After the wholesale price of food initially slumped during the coronavirus pandemic, the global FAO Food Price Index has shown a steep increase since the fall. Most recently, food around the world was more than 27 percent pricier than the 2014-2016 average, on which the index baseline of 100 points is calculated. The May figure is the highest of any month in almost ten years.
Palm oil prices have been driving the increase in the index since the fourth quarter of 2020, but global cereal prices also showed a significant bump in the past months, together creating a level of food prices not seen in a decade. Dry weather and production disruptions due to COVID-19 coupled with high global demand led to the depletion of palm oil inventories, in turn driving up prices. As transportation picked up again, biodiesel demand led to an increased need for soy oil. Both developments caused prices for vegetable oils to exceed the 2014-2016 average by almost 75 percent in May.

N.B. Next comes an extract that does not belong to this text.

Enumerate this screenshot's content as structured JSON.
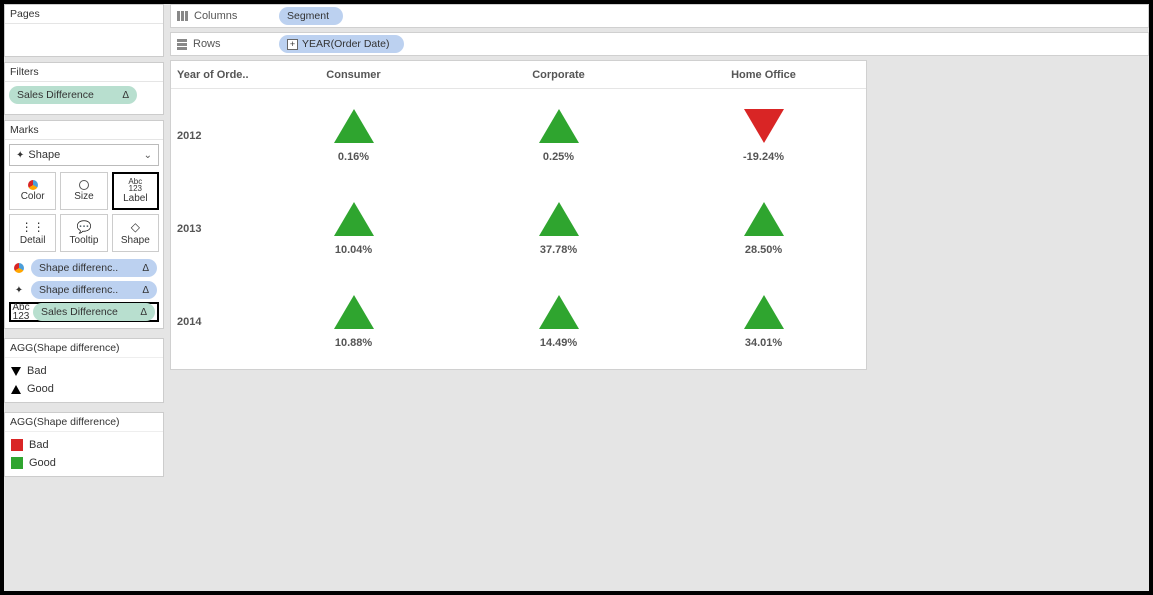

For cereals, strong demand from China increased prices, especially for sorghum, barley and corn. Worsening crop prospects in Latin America have also contributed to the increase in maize prices.